nextScan microfilm scanner assembly area

An overhead view of one of the work areas at the new nextScan / ST Imaging plant in Meridian, Idaho.

The question many of you might be asking is: Why now? Who uses microfilm anymore – isn’t it a dying business?

And the answer is, you would be amazed at just how much microfilm and microfiche exists in the world. They’re not making much new film these days, but it’s widely believed that there are tens or even hundreds of billions of rolls of the stuff worldwide, containing trillions of documents. In most cases, these haven’t been converted to digital (more on that below), so there are no other copies of these documents anywhere else – the microfilm or fiche copy is the only one that exists. For example, most official records in the U.S. prior to about the late 1990s – think birth, death, marriage, divorce records, and so on – are on microfilm and have never been digitized.

So, despite the fact that you can legitimately call microfilm and microfiche an antiquated way of storing information, the demand for devices that can read them is actually pretty high – and the pressure to preserve them digitally is greater than ever.

Why is it that so much microfilm still hasn’t been digitized yet? It’s actually pretty simple: Microfilm doesn’t digitize itself. And people drastically underestimate the amount of information it contains.

Think of it this way: If you have a even a very modest-sized collection of, say, 100 microfilm rolls, each one of them might contain a thousand or more pages of information. If you try to convert them manually, that’s 100,000 images you have to deal with. Even if you can scan, clean up, double-check, save, label, and organize each one in about 30 seconds – we’ll see you in about six months!

That’s why it takes a specialized device and specialized software to do a microfilm conversion project; and it’s also why so much film and fiche is still sitting around in its original physical form after all these years.

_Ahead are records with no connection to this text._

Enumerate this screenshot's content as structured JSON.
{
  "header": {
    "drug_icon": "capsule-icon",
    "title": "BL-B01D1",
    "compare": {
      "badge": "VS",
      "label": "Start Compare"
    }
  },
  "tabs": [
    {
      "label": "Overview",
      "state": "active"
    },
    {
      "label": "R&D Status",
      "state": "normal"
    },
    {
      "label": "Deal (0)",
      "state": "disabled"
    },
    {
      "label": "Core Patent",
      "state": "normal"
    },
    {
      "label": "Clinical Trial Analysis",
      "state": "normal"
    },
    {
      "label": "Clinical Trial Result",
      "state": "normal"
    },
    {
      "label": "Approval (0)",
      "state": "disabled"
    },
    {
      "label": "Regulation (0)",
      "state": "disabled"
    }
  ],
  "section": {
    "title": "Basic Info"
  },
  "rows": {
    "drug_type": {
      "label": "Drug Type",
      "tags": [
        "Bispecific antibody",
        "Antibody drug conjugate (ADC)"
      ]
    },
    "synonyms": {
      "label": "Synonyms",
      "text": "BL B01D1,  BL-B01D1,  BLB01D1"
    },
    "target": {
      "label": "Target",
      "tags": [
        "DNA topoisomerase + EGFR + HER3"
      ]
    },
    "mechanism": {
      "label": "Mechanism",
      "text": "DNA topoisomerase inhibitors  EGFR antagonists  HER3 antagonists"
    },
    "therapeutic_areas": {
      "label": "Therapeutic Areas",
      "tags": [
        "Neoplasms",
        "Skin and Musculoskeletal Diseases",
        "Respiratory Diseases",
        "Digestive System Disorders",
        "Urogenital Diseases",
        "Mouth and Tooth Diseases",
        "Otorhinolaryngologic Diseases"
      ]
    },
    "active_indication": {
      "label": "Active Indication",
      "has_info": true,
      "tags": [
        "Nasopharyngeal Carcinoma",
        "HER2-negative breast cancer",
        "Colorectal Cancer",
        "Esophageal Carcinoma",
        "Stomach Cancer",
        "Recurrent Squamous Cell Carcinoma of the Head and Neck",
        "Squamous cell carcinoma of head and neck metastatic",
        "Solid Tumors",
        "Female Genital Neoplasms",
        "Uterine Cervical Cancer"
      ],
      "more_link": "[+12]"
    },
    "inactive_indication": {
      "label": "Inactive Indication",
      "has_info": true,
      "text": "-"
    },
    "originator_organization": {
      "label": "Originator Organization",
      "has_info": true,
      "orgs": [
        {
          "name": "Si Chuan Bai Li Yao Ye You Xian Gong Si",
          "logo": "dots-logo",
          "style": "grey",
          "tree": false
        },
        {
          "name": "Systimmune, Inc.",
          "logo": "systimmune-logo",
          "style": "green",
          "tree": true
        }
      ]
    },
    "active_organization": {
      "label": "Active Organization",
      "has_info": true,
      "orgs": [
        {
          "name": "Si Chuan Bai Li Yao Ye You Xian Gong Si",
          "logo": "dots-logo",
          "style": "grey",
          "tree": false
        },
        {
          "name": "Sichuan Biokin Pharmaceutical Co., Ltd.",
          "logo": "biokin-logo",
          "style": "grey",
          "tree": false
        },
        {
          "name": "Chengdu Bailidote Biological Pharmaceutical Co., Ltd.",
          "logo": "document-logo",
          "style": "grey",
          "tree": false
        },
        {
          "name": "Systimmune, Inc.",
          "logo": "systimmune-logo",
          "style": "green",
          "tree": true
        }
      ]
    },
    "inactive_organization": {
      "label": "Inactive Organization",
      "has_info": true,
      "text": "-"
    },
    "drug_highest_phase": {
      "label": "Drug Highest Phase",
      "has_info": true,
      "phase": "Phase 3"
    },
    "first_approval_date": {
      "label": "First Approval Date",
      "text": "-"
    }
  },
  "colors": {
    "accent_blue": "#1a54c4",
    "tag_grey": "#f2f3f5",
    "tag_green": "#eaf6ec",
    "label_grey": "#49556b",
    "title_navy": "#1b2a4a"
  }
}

Unfortunately, that means many of the world’s physical archives are locked in a race against time, as the degenerative process called “Vinegar Syndrome” threatens to degrade much of the older microfilm and microfiche that’s still around. If you happen to have a stash of film still sitting around in your archives, it wouldn’t hurt to check on it – and there’s no better time to start converting it than now!